***** Data for this task

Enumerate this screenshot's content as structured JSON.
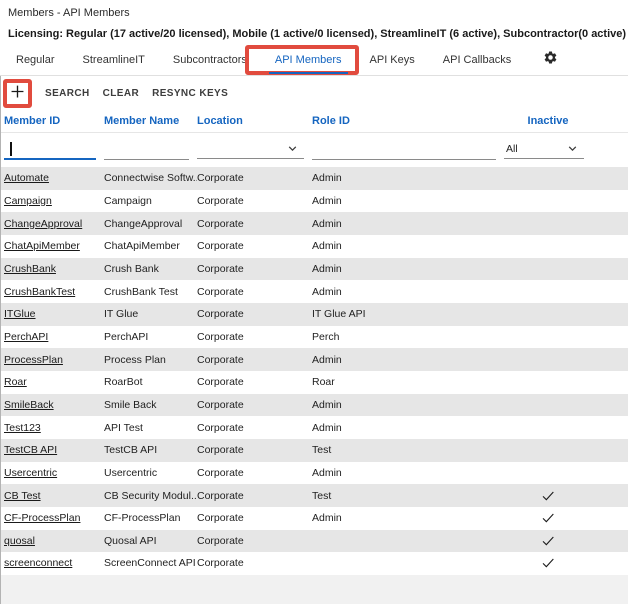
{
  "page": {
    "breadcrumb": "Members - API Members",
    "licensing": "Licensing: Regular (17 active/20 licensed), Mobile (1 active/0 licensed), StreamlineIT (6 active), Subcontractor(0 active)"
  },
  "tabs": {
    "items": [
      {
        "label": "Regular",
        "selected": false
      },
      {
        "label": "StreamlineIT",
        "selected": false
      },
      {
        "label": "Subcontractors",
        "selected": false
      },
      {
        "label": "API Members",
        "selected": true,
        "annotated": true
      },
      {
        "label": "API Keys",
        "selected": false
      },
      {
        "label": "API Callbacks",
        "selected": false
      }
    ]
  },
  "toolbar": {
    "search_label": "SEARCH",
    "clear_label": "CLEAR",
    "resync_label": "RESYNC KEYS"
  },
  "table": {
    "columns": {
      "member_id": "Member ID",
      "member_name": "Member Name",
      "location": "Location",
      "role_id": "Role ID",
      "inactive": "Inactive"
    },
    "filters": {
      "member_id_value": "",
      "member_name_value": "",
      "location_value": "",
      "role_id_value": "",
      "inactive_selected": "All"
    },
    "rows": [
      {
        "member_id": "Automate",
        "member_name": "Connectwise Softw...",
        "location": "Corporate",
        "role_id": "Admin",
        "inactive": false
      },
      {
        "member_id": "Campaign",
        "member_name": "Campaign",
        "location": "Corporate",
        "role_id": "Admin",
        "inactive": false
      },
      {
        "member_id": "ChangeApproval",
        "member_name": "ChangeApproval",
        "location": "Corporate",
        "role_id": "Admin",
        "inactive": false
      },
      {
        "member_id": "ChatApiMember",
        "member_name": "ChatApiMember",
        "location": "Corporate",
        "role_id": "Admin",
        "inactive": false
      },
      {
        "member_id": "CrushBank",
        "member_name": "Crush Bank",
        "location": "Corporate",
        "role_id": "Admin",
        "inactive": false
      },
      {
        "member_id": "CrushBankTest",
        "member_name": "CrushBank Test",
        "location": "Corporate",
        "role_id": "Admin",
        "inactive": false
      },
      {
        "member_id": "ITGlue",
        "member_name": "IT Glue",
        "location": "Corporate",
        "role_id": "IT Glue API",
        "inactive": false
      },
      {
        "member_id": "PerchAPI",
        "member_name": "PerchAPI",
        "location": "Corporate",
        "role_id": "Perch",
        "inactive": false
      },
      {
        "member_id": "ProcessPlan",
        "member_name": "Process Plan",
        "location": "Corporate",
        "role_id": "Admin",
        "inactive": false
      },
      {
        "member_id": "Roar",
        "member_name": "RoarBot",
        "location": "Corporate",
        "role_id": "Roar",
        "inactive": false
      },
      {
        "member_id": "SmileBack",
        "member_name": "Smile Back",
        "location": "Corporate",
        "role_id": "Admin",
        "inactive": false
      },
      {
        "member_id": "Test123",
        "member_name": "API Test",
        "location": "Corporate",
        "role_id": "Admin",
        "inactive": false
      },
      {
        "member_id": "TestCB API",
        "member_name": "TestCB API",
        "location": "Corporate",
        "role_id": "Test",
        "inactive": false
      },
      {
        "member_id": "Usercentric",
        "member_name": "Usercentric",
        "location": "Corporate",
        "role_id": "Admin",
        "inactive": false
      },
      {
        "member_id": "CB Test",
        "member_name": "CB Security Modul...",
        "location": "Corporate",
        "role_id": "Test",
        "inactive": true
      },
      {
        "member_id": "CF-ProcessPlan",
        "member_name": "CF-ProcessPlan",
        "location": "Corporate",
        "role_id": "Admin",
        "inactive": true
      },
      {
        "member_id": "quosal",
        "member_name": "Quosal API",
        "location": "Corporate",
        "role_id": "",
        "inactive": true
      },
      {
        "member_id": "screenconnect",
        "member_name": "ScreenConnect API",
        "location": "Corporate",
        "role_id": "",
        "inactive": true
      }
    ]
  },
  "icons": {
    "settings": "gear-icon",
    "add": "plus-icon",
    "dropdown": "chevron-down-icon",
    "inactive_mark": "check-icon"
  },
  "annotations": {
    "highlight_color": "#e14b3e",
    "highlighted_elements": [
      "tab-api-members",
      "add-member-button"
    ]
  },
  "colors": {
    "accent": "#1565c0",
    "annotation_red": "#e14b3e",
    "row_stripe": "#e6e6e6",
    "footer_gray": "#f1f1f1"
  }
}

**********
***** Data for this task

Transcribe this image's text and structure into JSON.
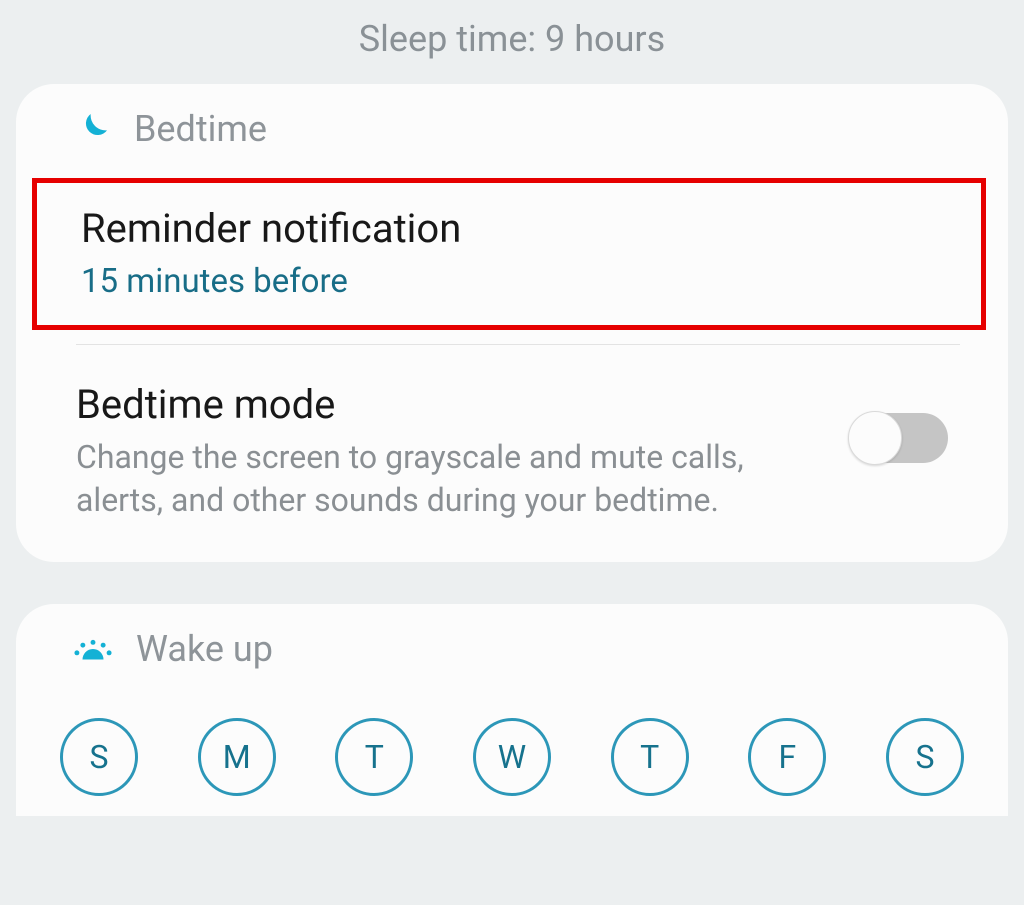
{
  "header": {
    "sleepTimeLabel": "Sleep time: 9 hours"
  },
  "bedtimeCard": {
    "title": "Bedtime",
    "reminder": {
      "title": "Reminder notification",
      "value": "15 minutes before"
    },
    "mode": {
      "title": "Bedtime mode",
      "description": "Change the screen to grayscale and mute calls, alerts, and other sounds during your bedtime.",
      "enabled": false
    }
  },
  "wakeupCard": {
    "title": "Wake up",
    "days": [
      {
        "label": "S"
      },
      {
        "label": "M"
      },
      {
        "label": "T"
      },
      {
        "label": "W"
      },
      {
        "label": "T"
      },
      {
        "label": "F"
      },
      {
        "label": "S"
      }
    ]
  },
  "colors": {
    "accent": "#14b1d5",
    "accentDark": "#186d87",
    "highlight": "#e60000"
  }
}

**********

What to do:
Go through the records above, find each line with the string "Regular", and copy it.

The completed task:
    "licensing": "Licensing: Regular (17 active/20 licensed), Mobile (1 active/0 licensed), StreamlineIT (6 active), Subcontractor(0 active)"
        "label": "Regular",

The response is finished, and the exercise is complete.